Available data =>
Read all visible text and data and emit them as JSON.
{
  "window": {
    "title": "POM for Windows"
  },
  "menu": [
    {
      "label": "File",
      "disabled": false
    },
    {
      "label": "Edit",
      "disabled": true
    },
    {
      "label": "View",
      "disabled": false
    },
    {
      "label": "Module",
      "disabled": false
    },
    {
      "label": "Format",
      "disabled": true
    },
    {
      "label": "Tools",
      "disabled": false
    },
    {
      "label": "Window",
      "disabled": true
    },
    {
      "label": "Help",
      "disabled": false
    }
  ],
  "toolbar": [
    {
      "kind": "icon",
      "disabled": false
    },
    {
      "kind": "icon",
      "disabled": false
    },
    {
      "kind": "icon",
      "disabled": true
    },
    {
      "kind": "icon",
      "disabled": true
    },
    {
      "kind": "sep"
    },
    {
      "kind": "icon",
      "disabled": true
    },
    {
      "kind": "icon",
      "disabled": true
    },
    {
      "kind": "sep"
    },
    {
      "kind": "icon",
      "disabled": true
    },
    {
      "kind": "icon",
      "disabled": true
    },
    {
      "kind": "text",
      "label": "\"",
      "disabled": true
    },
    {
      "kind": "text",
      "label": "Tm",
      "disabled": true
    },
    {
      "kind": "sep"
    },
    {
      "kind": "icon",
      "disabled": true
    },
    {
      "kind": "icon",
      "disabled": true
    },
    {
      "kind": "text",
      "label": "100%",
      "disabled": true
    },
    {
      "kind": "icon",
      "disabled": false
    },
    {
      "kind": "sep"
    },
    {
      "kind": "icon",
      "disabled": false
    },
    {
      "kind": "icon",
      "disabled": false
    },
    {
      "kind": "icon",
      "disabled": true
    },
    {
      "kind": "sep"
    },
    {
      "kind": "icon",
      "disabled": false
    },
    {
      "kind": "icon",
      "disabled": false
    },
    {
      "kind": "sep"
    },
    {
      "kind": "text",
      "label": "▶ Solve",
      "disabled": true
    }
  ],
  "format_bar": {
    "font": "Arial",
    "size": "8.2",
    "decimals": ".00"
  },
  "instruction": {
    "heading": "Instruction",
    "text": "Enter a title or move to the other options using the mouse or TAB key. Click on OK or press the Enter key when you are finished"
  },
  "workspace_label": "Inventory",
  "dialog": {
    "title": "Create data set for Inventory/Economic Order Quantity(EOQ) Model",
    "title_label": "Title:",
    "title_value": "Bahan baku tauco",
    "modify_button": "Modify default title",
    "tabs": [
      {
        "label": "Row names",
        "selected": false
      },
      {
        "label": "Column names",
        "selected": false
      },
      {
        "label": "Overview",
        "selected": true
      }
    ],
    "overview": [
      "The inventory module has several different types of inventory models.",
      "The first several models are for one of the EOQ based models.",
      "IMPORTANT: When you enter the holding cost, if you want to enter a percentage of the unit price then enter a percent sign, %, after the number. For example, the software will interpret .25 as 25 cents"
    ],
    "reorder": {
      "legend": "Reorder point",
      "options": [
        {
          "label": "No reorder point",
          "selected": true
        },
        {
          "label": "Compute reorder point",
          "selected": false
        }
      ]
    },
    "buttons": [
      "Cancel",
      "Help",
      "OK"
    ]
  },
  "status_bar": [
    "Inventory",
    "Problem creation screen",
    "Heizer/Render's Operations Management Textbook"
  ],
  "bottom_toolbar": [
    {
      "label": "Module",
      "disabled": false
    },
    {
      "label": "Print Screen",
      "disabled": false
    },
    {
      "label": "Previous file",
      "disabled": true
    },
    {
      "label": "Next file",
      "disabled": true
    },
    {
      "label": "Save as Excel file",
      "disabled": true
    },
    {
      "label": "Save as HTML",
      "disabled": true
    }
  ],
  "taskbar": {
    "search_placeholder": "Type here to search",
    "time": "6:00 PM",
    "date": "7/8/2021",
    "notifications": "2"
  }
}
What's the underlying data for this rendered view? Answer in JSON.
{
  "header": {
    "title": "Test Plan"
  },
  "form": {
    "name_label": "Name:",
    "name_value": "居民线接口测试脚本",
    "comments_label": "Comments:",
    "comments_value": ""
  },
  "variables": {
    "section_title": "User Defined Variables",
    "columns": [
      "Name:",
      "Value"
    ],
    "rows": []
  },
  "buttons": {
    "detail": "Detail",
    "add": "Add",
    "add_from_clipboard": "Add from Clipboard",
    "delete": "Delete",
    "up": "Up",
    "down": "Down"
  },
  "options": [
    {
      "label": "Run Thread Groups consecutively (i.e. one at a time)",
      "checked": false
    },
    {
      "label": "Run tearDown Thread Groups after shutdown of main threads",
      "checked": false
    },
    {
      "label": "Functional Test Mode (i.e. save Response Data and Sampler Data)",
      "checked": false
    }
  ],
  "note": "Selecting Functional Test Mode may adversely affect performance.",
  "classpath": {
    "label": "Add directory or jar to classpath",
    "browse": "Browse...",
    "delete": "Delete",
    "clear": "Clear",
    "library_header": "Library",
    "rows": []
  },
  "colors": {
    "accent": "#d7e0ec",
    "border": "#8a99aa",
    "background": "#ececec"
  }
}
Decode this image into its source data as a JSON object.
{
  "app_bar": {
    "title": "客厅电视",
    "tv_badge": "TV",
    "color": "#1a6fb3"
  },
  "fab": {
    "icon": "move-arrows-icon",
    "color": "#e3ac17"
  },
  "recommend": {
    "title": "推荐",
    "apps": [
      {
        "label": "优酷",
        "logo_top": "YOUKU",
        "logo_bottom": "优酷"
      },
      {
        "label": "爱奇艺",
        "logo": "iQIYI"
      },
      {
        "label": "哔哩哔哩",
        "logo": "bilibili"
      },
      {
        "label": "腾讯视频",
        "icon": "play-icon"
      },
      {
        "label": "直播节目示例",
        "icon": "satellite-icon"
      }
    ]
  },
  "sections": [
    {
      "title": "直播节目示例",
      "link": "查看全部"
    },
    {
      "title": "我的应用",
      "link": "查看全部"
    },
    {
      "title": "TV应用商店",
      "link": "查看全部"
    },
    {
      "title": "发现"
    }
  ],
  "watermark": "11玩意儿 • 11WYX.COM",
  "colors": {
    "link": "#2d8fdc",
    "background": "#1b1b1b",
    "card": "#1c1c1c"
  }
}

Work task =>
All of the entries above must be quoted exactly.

Output below =>
Read all visible text and data and emit them as JSON.
{
  "window": {
    "title": "POM for Windows"
  },
  "menu": [
    {
      "label": "File",
      "disabled": false
    },
    {
      "label": "Edit",
      "disabled": true
    },
    {
      "label": "View",
      "disabled": false
    },
    {
      "label": "Module",
      "disabled": false
    },
    {
      "label": "Format",
      "disabled": true
    },
    {
      "label": "Tools",
      "disabled": false
    },
    {
      "label": "Window",
      "disabled": true
    },
    {
      "label": "Help",
      "disabled": false
    }
  ],
  "toolbar": [
    {
      "kind": "icon",
      "disabled": false
    },
    {
      "kind": "icon",
      "disabled": false
    },
    {
      "kind": "icon",
      "disabled": true
    },
    {
      "kind": "icon",
      "disabled": true
    },
    {
      "kind": "sep"
    },
    {
      "kind": "icon",
      "disabled": true
    },
    {
      "kind": "icon",
      "disabled": true
    },
    {
      "kind": "sep"
    },
    {
      "kind": "icon",
      "disabled": true
    },
    {
      "kind": "icon",
      "disabled": true
    },
    {
      "kind": "text",
      "label": "\"",
      "disabled": true
    },
    {
      "kind": "text",
      "label": "Tm",
      "disabled": true
    },
    {
      "kind": "sep"
    },
    {
      "kind": "icon",
      "disabled": true
    },
    {
      "kind": "icon",
      "disabled": true
    },
    {
      "kind": "text",
      "label": "100%",
      "disabled": true
    },
    {
      "kind": "icon",
      "disabled": false
    },
    {
      "kind": "sep"
    },
    {
      "kind": "icon",
      "disabled": false
    },
    {
      "kind": "icon",
      "disabled": false
    },
    {
      "kind": "icon",
      "disabled": true
    },
    {
      "kind": "sep"
    },
    {
      "kind": "icon",
      "disabled": false
    },
    {
      "kind": "icon",
      "disabled": false
    },
    {
      "kind": "sep"
    },
    {
      "kind": "text",
      "label": "▶ Solve",
      "disabled": true
    }
  ],
  "format_bar": {
    "font": "Arial",
    "size": "8.2",
    "decimals": ".00"
  },
  "instruction": {
    "heading": "Instruction",
    "text": "Enter a title or move to the other options using the mouse or TAB key. Click on OK or press the Enter key when you are finished"
  },
  "workspace_label": "Inventory",
  "dialog": {
    "title": "Create data set for Inventory/Economic Order Quantity(EOQ) Model",
    "title_label": "Title:",
    "title_value": "Bahan baku tauco",
    "modify_button": "Modify default title",
    "tabs": [
      {
        "label": "Row names",
        "selected": false
      },
      {
        "label": "Column names",
        "selected": false
      },
      {
        "label": "Overview",
        "selected": true
      }
    ],
    "overview": [
      "The inventory module has several different types of inventory models.",
      "The first several models are for one of the EOQ based models.",
      "IMPORTANT: When you enter the holding cost, if you want to enter a percentage of the unit price then enter a percent sign, %, after the number. For example, the software will interpret .25 as 25 cents"
    ],
    "reorder": {
      "legend": "Reorder point",
      "options": [
        {
          "label": "No reorder point",
          "selected": true
        },
        {
          "label": "Compute reorder point",
          "selected": false
        }
      ]
    },
    "buttons": [
      "Cancel",
      "Help",
      "OK"
    ]
  },
  "status_bar": [
    "Inventory",
    "Problem creation screen",
    "Heizer/Render's Operations Management Textbook"
  ],
  "bottom_toolbar": [
    {
      "label": "Module",
      "disabled": false
    },
    {
      "label": "Print Screen",
      "disabled": false
    },
    {
      "label": "Previous file",
      "disabled": true
    },
    {
      "label": "Next file",
      "disabled": true
    },
    {
      "label": "Save as Excel file",
      "disabled": true
    },
    {
      "label": "Save as HTML",
      "disabled": true
    }
  ],
  "taskbar": {
    "search_placeholder": "Type here to search",
    "time": "6:00 PM",
    "date": "7/8/2021",
    "notifications": "2"
  }
}
What's the underlying data for this rendered view? Answer in JSON.
{
  "header": {
    "title": "Test Plan"
  },
  "form": {
    "name_label": "Name:",
    "name_value": "居民线接口测试脚本",
    "comments_label": "Comments:",
    "comments_value": ""
  },
  "variables": {
    "section_title": "User Defined Variables",
    "columns": [
      "Name:",
      "Value"
    ],
    "rows": []
  },
  "buttons": {
    "detail": "Detail",
    "add": "Add",
    "add_from_clipboard": "Add from Clipboard",
    "delete": "Delete",
    "up": "Up",
    "down": "Down"
  },
  "options": [
    {
      "label": "Run Thread Groups consecutively (i.e. one at a time)",
      "checked": false
    },
    {
      "label": "Run tearDown Thread Groups after shutdown of main threads",
      "checked": false
    },
    {
      "label": "Functional Test Mode (i.e. save Response Data and Sampler Data)",
      "checked": false
    }
  ],
  "note": "Selecting Functional Test Mode may adversely affect performance.",
  "classpath": {
    "label": "Add directory or jar to classpath",
    "browse": "Browse...",
    "delete": "Delete",
    "clear": "Clear",
    "library_header": "Library",
    "rows": []
  },
  "colors": {
    "accent": "#d7e0ec",
    "border": "#8a99aa",
    "background": "#ececec"
  }
}
Decode this image into its source data as a JSON object.
{
  "app_bar": {
    "title": "客厅电视",
    "tv_badge": "TV",
    "color": "#1a6fb3"
  },
  "fab": {
    "icon": "move-arrows-icon",
    "color": "#e3ac17"
  },
  "recommend": {
    "title": "推荐",
    "apps": [
      {
        "label": "优酷",
        "logo_top": "YOUKU",
        "logo_bottom": "优酷"
      },
      {
        "label": "爱奇艺",
        "logo": "iQIYI"
      },
      {
        "label": "哔哩哔哩",
        "logo": "bilibili"
      },
      {
        "label": "腾讯视频",
        "icon": "play-icon"
      },
      {
        "label": "直播节目示例",
        "icon": "satellite-icon"
      }
    ]
  },
  "sections": [
    {
      "title": "直播节目示例",
      "link": "查看全部"
    },
    {
      "title": "我的应用",
      "link": "查看全部"
    },
    {
      "title": "TV应用商店",
      "link": "查看全部"
    },
    {
      "title": "发现"
    }
  ],
  "watermark": "11玩意儿 • 11WYX.COM",
  "colors": {
    "link": "#2d8fdc",
    "background": "#1b1b1b",
    "card": "#1c1c1c"
  }
}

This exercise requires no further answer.